Conductive keratoplasty, or CK, is a different type of refractive surgery. Rather than utilizing a laser, which emits light energy, CK uses radiofrequency energy. Another unique characteristic of CK is that it does not involve the removal of any corneal tissue. Instead, an instrument with a tiny probe on the end is placed at specific points around the periphery of the cornea, emitting energy at each point. The treatment causes collagen to contract, shrinking the circumference of the cornea and changing the shape of the curve. If the procedure is done properly, the change in the shape of the cornea will improve refraction in the eye, allowing the patient to see clearly. CK is an effective hyperopia treatment option for patients with mild to moderate degrees of farsightedness.
People who have hyperopia may have trouble seeing objects that are close up. In some cases, they may not recognize that they have a vision problem, but will notice that their eyes become tired or sore during such activities as reading or writing. This is because, for mildly farsighted people, the lens of the eye has a tendency to accommodate for the refractive error. Over time, however, the lens’ ability to adjust diminishes, and people with hyperopia will need treatment to correct their vision.
Causes of Hyperopia
Like myopia, hyperopia is a genetic trait; however, instead of the eye being too long (as in myopia), it is too short, causing images to focus at a point beyond the retina. Though it is not uncommon for hyperopia to be associated with aging, getting older does not cause people to become farsighted. Rather, the aging process hinders the eye’s focusing ability, which can sometimes make pre-existing hyperopia more evident.
If the causes of hyperopia are present in a child’s family, the child has a good chance of inheriting the condition.

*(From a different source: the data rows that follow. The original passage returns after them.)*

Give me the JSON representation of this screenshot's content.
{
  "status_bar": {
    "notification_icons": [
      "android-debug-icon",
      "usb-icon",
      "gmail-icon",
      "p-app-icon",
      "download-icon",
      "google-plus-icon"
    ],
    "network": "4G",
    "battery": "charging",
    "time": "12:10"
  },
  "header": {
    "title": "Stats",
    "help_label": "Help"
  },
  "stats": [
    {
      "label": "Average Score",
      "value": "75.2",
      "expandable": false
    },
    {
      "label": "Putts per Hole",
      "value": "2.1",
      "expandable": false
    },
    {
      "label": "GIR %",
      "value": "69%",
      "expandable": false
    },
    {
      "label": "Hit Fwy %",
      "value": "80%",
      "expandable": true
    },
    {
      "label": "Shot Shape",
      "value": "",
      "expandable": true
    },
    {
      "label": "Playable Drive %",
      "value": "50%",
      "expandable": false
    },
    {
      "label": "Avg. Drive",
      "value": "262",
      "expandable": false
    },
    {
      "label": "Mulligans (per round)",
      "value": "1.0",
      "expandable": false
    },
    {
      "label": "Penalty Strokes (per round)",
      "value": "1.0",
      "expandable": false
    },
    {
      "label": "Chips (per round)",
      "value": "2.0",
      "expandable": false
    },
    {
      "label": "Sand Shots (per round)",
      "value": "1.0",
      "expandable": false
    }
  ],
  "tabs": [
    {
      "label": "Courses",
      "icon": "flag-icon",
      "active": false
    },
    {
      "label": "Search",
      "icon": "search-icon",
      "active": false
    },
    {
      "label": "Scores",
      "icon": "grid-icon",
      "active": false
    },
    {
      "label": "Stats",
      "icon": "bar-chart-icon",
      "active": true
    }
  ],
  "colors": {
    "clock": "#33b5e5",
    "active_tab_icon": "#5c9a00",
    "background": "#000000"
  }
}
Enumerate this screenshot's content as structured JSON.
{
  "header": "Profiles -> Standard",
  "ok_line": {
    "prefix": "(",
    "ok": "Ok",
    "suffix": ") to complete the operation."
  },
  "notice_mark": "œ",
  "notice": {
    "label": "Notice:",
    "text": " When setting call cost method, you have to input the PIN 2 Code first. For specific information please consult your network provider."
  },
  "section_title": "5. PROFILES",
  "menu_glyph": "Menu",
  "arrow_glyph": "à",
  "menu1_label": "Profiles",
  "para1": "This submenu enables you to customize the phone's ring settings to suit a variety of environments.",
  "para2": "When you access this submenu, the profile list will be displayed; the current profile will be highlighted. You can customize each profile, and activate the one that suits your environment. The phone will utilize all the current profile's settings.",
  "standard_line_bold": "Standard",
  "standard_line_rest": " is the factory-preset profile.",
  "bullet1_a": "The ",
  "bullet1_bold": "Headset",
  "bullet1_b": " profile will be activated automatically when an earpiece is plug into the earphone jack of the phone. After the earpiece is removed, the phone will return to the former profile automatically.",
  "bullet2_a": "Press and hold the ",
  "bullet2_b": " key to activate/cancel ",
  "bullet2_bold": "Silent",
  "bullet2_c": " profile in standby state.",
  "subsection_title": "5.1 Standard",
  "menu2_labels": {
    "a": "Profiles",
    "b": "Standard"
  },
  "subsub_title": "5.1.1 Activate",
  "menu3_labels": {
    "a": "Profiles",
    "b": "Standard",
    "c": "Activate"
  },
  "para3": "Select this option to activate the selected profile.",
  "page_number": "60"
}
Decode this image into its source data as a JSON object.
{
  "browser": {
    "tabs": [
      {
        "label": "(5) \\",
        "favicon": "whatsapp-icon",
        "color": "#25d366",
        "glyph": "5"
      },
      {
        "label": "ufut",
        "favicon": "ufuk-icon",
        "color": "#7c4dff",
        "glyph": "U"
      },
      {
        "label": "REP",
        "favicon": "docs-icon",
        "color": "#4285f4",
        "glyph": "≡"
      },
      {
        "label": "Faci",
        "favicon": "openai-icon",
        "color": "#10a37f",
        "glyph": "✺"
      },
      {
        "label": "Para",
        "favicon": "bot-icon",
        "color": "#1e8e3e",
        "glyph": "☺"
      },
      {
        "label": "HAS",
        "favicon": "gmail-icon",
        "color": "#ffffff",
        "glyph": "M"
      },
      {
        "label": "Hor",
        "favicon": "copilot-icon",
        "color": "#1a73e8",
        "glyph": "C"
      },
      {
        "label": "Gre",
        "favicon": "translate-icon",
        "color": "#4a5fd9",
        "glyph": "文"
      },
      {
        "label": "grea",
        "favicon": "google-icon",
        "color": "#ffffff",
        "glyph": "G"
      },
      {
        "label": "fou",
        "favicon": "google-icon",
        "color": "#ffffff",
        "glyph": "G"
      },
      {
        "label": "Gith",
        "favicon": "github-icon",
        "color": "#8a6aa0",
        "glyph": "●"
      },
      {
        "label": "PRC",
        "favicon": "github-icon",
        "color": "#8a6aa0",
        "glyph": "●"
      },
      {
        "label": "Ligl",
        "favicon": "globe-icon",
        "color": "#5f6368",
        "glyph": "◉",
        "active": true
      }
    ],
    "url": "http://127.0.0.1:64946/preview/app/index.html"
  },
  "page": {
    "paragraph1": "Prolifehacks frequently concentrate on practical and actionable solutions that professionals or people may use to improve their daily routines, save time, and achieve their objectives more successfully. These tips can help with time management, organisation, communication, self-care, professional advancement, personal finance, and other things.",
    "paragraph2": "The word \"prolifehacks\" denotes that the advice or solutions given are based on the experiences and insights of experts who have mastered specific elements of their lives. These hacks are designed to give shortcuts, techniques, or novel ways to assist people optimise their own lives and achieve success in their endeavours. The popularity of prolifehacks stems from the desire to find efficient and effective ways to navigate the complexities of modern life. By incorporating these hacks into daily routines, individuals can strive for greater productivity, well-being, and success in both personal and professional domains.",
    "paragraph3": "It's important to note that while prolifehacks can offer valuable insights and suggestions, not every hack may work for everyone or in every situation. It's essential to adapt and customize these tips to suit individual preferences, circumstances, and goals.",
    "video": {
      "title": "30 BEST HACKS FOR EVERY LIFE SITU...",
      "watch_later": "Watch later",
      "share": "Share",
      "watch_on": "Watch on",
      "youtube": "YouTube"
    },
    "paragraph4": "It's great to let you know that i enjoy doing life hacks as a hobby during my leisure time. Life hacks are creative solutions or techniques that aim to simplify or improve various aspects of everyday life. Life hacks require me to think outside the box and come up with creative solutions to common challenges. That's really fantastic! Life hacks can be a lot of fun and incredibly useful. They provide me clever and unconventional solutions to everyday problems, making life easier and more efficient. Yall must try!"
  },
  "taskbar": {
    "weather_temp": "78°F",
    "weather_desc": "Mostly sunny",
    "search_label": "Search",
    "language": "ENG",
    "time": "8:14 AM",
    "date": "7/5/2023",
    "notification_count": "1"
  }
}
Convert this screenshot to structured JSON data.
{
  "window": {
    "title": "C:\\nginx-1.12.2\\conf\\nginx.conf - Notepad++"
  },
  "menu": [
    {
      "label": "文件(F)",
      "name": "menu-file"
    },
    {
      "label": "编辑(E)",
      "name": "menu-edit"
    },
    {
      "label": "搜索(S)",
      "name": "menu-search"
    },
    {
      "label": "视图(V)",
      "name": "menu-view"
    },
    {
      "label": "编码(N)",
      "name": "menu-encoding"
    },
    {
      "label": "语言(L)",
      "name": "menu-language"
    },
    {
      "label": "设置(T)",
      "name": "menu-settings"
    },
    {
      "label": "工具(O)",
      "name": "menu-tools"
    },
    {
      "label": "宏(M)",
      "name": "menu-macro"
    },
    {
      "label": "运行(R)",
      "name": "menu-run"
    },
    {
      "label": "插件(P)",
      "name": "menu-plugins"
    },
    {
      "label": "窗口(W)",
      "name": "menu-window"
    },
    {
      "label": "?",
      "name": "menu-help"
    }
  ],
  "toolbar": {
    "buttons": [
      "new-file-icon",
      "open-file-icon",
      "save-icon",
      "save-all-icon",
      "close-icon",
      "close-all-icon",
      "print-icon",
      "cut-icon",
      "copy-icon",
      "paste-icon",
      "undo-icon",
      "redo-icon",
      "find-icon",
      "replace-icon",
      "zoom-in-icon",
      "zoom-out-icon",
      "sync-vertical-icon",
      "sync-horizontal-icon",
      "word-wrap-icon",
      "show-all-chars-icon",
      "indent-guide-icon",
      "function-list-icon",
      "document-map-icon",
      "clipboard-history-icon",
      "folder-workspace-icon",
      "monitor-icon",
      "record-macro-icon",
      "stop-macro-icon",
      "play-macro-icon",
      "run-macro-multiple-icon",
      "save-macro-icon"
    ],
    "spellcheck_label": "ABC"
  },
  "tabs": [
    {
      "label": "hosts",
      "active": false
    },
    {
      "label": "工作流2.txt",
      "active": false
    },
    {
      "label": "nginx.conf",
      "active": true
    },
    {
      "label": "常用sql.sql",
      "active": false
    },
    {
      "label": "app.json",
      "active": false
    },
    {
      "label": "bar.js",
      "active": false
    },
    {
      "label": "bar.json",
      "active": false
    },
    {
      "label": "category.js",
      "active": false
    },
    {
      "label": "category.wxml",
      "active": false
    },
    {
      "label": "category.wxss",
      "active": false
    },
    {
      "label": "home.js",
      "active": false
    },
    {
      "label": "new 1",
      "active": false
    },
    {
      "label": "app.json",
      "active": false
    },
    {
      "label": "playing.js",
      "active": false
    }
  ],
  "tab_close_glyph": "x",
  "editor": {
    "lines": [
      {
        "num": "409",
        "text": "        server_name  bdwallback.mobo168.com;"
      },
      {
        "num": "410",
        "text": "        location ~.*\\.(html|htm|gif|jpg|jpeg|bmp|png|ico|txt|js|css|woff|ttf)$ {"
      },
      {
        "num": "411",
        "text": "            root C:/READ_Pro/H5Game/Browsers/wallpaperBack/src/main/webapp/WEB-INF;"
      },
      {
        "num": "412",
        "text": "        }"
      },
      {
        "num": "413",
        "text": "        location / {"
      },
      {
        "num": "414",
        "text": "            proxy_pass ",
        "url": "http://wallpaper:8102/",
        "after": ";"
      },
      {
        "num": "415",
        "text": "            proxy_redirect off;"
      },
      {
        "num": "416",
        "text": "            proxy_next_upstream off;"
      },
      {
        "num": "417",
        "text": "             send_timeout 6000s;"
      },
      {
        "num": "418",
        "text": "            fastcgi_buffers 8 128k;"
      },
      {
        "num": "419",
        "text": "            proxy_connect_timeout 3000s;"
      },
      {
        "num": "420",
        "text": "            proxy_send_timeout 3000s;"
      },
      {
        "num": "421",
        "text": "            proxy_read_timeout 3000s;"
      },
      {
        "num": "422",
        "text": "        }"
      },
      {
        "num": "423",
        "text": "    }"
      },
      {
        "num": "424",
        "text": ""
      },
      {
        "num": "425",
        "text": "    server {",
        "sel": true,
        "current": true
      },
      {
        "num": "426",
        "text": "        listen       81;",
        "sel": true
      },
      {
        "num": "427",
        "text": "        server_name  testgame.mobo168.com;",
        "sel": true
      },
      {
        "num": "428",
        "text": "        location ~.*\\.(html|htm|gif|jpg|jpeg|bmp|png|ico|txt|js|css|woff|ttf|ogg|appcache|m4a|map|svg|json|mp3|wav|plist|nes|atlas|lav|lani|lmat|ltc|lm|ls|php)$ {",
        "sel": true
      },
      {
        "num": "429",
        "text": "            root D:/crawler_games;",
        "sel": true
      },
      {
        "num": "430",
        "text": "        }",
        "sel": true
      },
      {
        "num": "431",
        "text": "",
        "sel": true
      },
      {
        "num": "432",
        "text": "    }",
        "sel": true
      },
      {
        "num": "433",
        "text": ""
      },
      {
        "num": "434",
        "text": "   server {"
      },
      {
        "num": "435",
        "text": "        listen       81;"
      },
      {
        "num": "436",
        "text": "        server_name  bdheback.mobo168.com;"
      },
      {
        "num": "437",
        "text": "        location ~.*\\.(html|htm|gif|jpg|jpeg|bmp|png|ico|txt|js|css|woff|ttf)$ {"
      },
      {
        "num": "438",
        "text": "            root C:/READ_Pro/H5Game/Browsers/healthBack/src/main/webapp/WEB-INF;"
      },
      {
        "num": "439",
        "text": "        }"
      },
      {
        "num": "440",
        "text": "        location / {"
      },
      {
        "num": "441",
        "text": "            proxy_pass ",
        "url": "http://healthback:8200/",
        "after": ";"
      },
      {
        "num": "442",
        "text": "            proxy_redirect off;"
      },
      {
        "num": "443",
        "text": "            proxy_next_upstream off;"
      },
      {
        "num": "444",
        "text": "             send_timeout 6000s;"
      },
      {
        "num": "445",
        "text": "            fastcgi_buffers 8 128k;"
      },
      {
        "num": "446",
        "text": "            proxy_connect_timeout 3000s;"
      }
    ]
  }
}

However, a typical grade-school screening or visual acuity test will usually not be adequate to detect hyperopia. An ophthalmologist, through a comprehensive eye exam, will be able to not only detect problems, but can determine the degree and ideal treatments for those problems as well. Young people with mild hyperopia may not need corrective lenses or any type of treatment while people who are older or are severely farsighted will have a variety of treatment options available to them.
Moderate to Severe Hyperopia
People with hyperopia are considered farsighted because they can generally see objects in the distance more clearly than objects up close. People who are moderately or severely farsighted, however, may have trouble seeing objects at any distance. If the refractive error is bad enough, the lens will not be able to accommodate for it and treatment will become necessary. Children who are severely farsighted have a higher risk for strabismus (crossed eyes) or amblyopia (lazy eye), so they should be examined and treated accordingly.
Degree of Farsighted Vision
Just like myopia, the degree of hyperopia is measured in diopters, which are units of measurement that describe lens strength. Myopic prescriptions have negative numbers and measurements of hyperopia are made with positive numbers. A person with a prescription of +2.0 diopters or less has mild hyperopia. A degree of hyperopia of between +2.0 and +4.0 diopters considered moderate. Someone who is severely farsighted will need a prescription of +4.0 diopters or higher.
Contact an Ophthalmologist for an Eye Exam
Because the causes of hyperopia can be accommodated for, a person with hyperopia can often go years without experiencing any symptoms of the condition. Whether or not you are currently having trouble with your vision, it is important to see an eye doctor regularly to maintain the health of the eyes and to avoid the development of serious problems. Locate an ophthalmologist in your area by searching our directory.